_BRIEF_
Below are some entries. Reproduce them word for word.

_ENTRIES SUPPLIED_

----------------------------------------

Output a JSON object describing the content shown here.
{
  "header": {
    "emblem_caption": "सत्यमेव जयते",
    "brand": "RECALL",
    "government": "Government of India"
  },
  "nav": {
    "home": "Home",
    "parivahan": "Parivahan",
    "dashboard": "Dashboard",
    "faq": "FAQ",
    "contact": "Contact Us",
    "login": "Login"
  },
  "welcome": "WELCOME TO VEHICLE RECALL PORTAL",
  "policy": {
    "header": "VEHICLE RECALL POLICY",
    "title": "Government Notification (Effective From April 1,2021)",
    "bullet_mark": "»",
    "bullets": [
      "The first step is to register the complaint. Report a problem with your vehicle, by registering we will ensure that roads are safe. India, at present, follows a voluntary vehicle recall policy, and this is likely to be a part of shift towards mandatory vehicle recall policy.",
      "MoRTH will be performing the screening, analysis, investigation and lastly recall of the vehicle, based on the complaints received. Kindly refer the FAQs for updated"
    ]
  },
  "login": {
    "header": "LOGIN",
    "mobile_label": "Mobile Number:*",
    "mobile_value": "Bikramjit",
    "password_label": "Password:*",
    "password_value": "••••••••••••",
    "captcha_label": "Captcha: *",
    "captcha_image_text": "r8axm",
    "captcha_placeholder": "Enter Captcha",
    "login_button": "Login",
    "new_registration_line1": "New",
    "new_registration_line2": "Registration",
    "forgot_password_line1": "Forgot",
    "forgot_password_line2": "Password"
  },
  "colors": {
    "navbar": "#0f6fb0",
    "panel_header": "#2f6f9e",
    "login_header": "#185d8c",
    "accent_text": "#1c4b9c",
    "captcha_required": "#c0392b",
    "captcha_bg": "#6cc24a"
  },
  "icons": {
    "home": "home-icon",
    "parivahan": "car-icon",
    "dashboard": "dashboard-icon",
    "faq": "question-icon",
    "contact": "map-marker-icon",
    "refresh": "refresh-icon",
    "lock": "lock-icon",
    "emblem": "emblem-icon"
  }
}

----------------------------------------

_OUTPUT_
Output a JSON object describing the content shown here.
{
  "header": {
    "emblem_caption": "सत्यमेव जयते",
    "brand": "RECALL",
    "government": "Government of India"
  },
  "nav": {
    "home": "Home",
    "parivahan": "Parivahan",
    "dashboard": "Dashboard",
    "faq": "FAQ",
    "contact": "Contact Us",
    "login": "Login"
  },
  "welcome": "WELCOME TO VEHICLE RECALL PORTAL",
  "policy": {
    "header": "VEHICLE RECALL POLICY",
    "title": "Government Notification (Effective From April 1,2021)",
    "bullet_mark": "»",
    "bullets": [
      "The first step is to register the complaint. Report a problem with your vehicle, by registering we will ensure that roads are safe. India, at present, follows a voluntary vehicle recall policy, and this is likely to be a part of shift towards mandatory vehicle recall policy.",
      "MoRTH will be performing the screening, analysis, investigation and lastly recall of the vehicle, based on the complaints received. Kindly refer the FAQs for updated"
    ]
  },
  "login": {
    "header": "LOGIN",
    "mobile_label": "Mobile Number:*",
    "mobile_value": "Bikramjit",
    "password_label": "Password:*",
    "password_value": "••••••••••••",
    "captcha_label": "Captcha: *",
    "captcha_image_text": "r8axm",
    "captcha_placeholder": "Enter Captcha",
    "login_button": "Login",
    "new_registration_line1": "New",
    "new_registration_line2": "Registration",
    "forgot_password_line1": "Forgot",
    "forgot_password_line2": "Password"
  },
  "colors": {
    "navbar": "#0f6fb0",
    "panel_header": "#2f6f9e",
    "login_header": "#185d8c",
    "accent_text": "#1c4b9c",
    "captcha_required": "#c0392b",
    "captcha_bg": "#6cc24a"
  },
  "icons": {
    "home": "home-icon",
    "parivahan": "car-icon",
    "dashboard": "dashboard-icon",
    "faq": "question-icon",
    "contact": "map-marker-icon",
    "refresh": "refresh-icon",
    "lock": "lock-icon",
    "emblem": "emblem-icon"
  }
}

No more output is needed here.